About this task: Among the lines below, copy each one in which "like" appears.

[Collected data]
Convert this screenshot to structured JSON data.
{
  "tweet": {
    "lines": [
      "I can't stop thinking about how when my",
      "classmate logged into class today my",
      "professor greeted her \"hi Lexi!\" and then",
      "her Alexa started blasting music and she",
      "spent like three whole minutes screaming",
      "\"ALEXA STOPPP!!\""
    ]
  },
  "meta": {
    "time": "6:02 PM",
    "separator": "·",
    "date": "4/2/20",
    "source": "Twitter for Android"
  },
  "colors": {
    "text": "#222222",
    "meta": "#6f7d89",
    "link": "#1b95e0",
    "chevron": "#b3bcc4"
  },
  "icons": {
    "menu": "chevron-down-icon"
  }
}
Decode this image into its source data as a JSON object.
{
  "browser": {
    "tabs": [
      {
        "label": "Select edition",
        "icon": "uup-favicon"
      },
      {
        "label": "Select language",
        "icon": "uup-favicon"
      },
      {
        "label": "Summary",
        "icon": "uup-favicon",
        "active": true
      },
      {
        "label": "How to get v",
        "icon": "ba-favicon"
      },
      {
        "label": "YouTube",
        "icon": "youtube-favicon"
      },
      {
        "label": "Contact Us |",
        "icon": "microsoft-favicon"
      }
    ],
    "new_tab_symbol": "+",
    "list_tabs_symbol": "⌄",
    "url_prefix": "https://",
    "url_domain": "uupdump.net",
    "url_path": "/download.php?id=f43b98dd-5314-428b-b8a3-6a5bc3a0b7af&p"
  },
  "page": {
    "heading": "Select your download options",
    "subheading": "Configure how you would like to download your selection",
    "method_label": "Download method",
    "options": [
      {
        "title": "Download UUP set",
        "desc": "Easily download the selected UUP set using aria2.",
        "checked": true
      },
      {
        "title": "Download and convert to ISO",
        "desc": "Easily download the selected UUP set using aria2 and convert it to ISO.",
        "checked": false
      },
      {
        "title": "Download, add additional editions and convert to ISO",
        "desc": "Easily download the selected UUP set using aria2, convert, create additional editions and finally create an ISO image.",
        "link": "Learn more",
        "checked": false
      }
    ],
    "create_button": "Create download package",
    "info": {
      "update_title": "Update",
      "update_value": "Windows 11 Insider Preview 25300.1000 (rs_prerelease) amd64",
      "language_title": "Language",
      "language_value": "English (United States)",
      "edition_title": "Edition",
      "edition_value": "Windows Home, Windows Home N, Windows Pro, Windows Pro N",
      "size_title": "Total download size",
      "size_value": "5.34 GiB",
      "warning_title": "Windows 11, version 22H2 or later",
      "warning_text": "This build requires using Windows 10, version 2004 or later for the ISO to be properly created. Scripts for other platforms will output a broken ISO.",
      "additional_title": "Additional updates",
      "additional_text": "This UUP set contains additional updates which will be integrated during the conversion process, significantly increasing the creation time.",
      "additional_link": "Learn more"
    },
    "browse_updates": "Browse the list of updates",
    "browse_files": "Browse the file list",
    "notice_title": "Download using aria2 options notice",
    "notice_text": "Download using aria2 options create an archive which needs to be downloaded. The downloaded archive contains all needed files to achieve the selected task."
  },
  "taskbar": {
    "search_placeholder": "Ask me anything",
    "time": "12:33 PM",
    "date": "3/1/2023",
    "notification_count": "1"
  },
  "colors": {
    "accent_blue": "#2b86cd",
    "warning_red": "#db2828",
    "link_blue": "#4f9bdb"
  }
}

Your response:
      "spent like three whole minutes screaming",
    "subheading": "Configure how you would like to download your selection",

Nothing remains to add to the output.